Evgeny Lebedev

What I saw during a child’s surgery at GOSH

The Independent Wednesday 2 December 2015

A heart no bigger than a golf ball fighting to survive

Nothing can prepare you for the moment you see a child’s heart beating in its little body. It is not the blood or even the sight of the flesh which has been cut through that shocks the most. It is the size of the heart itself, little more than a golf ball, and the way it works so hard and so incessantly to keep the blood driving through the body.

There is no more effective reminder of our fragility. This single, busy organ was trying to keep this child alive.

It was, I am not embarrassed to admit, a humbling moment, made even more so by the surgeons beside me, gathered around the child working methodically, and mostly silently, to bring his heart back to full health.

I had been given the great honour of being allowed to watch first-hand the surgeons at Great Ormond Street Hospital (GOSH) do what they do best: saving critically ill children’s lives. With a series of delicate, barely perceptible movements they were grafting parts of the arteries coming from the child’s heart back together, while around them nurses and anaesthetists made sure the boy on the operating table – who was not even two years old – remained in a stable state.

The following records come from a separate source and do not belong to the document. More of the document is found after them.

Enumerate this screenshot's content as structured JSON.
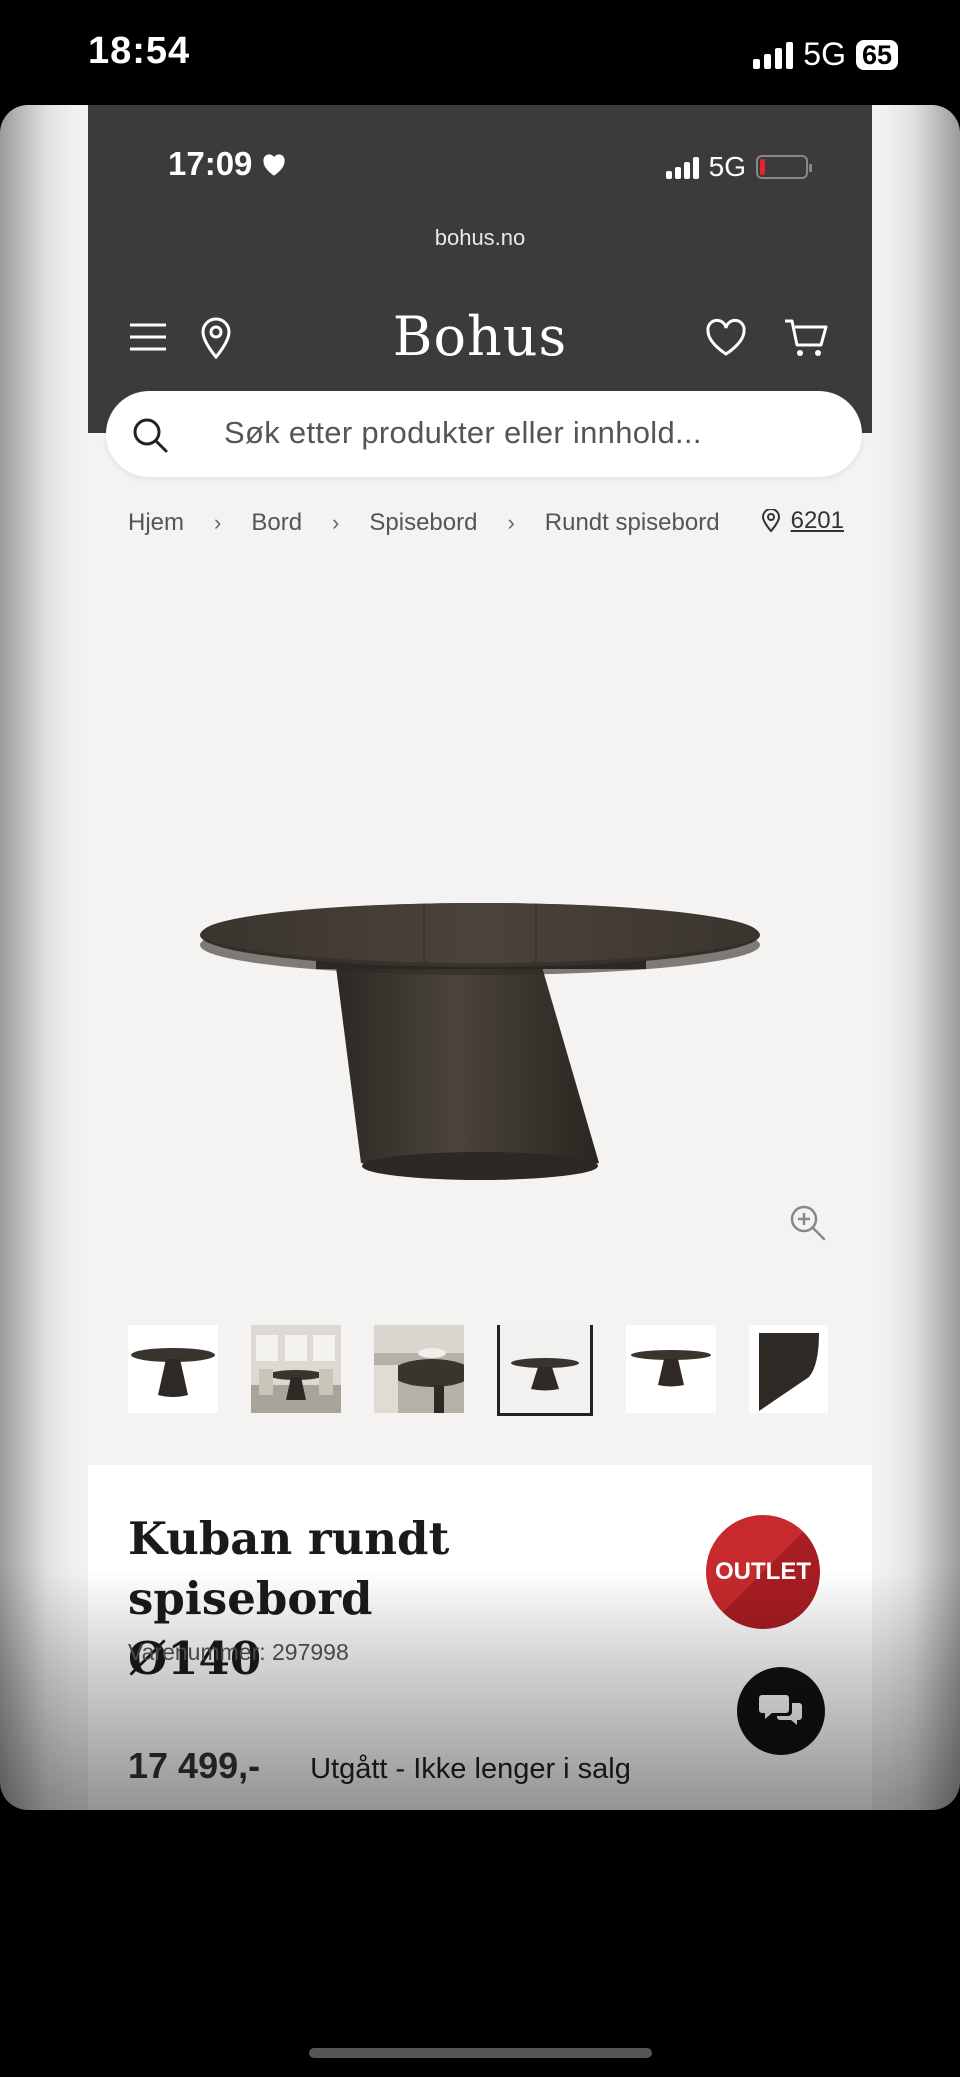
{
  "outer_status": {
    "time": "18:54",
    "network": "5G",
    "battery": "65"
  },
  "inner_status": {
    "time": "17:09",
    "network": "5G"
  },
  "browser": {
    "url": "bohus.no"
  },
  "header": {
    "logo": "Bohus"
  },
  "search": {
    "placeholder": "Søk etter produkter eller innhold..."
  },
  "breadcrumb": {
    "items": [
      "Hjem",
      "Bord",
      "Spisebord",
      "Rundt spisebord"
    ],
    "zip": "6201"
  },
  "product": {
    "title_line1": "Kuban rundt spisebord",
    "title_line2": "Ø140",
    "sku": "Varenummer: 297998",
    "badge": "OUTLET",
    "price": "17 499,-",
    "status": "Utgått - Ikke lenger i salg"
  },
  "icons": [
    "menu-icon",
    "location-pin-icon",
    "heart-icon",
    "cart-icon",
    "search-icon",
    "zoom-in-icon",
    "chat-icon"
  ],
  "colors": {
    "header_bg": "#3b3a3d",
    "page_bg": "#f4f3f1",
    "outlet_red": "#c62a2d",
    "table_wood": "#3a352f"
  }
}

Leading surgeon Dr Martin Kostolny does operations like this 250 times a year, an average of almost once every weekday. “A good night’s sleep is vital,” he told me.

“I need my concentration levels. You have the life of a child in your hands. That’s why it is key to put your emotions aside and be as professional as possible. Being calm in those difficult situations really helps me get the best out of my team, and that is something I think about a lot.”

One of the main objectives of this year’s Christmas appeal is to raise money for a 14-bed specialist heart unit that Great Ormond Street Hospital (GOSH) is intending, with your help, to complete. The unit will help men and women like Dr Kostolny and his team try to save other children like the one I saw that day.

The hospital knows it needs more space and better, more modern buildings so it can meet the growing demand to help more patients from across the country. The funds we raise will help to equip this heart unit and make sure it meets the highest international standards for every child that is treated there. None of this is cheap. The machine that takes 3-D images of the heart costs about £148,000. Defibrillators cost £11,000 each. To train an anaesthetist for cardiothoracic surgery costs around £58,000.

The specialist unit will not only enable children to have a heart operation but will make their time in the hospital – which can be more than a year for those waiting for a transplant – less stressful for them and their families.

“These patients are in here for a long time as we never know when a new heart will become available for transplant,” explained Professor Andrew Taylor, GOSH’s divisional director for cardiorespiratory. “We don’t want them to be in the hurly-burly of the wards. They need a distinct area of their own.”

The boy I saw being operated on is still recovering, his mother and father taking turns to sleep at his bedside each night. As the outcome is not certain I cannot share with you his name or even exactly what was wrong with him. But my thoughts and prayers, as I am sure are yours, are with him and his family.

After I left the operating theatre, I spent a few hours in discussions with the doctors at GOSH about how our appeal could best assist them and their work. It was dark by the time we finished, the wards now only illuminated by the lights built into the ceiling.

Walking out, I passed a group of doctors and nurses gathered around a child in a bed. Tubes poked out of his arms and one from his mouth, and there were a lot of bandages on him. The doctor I was walking with grabbed my shoulder and told me: “That is the boy you saw being operated on earlier.”

When I had last seen him his head and body – except for the area being operated on – had been covered by medical sheets. I had never seen his face. Now, despite all the medical apparatus around and on him, I did. He was breathing evenly, and looked at that moment like any other small boy sleeping peacefully, free of pain. He could have been any child; anyone’s child.

Of everything I saw that day, this was by far the most incredible sight of all. Please give generously.